**Excerpted records:**
........
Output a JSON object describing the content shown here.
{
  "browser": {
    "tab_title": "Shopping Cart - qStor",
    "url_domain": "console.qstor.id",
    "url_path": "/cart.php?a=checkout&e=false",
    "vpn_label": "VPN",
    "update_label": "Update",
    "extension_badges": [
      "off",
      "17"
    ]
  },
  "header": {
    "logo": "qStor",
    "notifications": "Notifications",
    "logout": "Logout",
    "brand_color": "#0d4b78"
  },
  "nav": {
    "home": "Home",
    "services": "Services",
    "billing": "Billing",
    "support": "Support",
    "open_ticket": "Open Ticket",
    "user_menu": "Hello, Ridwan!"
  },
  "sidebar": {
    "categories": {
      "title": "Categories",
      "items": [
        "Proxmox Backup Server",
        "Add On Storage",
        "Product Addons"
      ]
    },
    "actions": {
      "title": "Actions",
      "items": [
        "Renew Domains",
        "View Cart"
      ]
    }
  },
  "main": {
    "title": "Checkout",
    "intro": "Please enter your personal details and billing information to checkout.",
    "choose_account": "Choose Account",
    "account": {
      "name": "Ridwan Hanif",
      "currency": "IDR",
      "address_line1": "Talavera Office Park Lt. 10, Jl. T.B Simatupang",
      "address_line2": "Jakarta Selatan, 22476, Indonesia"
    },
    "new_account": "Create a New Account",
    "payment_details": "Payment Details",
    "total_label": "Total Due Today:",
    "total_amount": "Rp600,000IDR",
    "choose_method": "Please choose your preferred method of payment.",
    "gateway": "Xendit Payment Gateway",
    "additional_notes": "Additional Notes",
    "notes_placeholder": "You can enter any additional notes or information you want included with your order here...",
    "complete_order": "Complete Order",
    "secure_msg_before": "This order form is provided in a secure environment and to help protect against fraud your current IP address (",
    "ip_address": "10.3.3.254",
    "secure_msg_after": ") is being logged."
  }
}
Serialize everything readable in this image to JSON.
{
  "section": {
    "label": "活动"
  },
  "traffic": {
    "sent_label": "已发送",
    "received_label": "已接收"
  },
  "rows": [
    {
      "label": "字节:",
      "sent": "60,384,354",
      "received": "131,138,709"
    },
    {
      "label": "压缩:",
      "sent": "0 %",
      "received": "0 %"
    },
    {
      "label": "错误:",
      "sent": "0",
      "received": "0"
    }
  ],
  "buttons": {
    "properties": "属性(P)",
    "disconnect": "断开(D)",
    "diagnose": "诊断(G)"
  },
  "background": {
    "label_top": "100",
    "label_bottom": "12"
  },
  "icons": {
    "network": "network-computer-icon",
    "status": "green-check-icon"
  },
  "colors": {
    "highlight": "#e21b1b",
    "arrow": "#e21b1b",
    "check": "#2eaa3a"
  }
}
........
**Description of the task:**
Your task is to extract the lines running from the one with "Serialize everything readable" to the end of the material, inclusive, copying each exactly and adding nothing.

**Exercise solution:**
Serialize everything readable in this image to JSON.
{
  "section": {
    "label": "活动"
  },
  "traffic": {
    "sent_label": "已发送",
    "received_label": "已接收"
  },
  "rows": [
    {
      "label": "字节:",
      "sent": "60,384,354",
      "received": "131,138,709"
    },
    {
      "label": "压缩:",
      "sent": "0 %",
      "received": "0 %"
    },
    {
      "label": "错误:",
      "sent": "0",
      "received": "0"
    }
  ],
  "buttons": {
    "properties": "属性(P)",
    "disconnect": "断开(D)",
    "diagnose": "诊断(G)"
  },
  "background": {
    "label_top": "100",
    "label_bottom": "12"
  },
  "icons": {
    "network": "network-computer-icon",
    "status": "green-check-icon"
  },
  "colors": {
    "highlight": "#e21b1b",
    "arrow": "#e21b1b",
    "check": "#2eaa3a"
  }
}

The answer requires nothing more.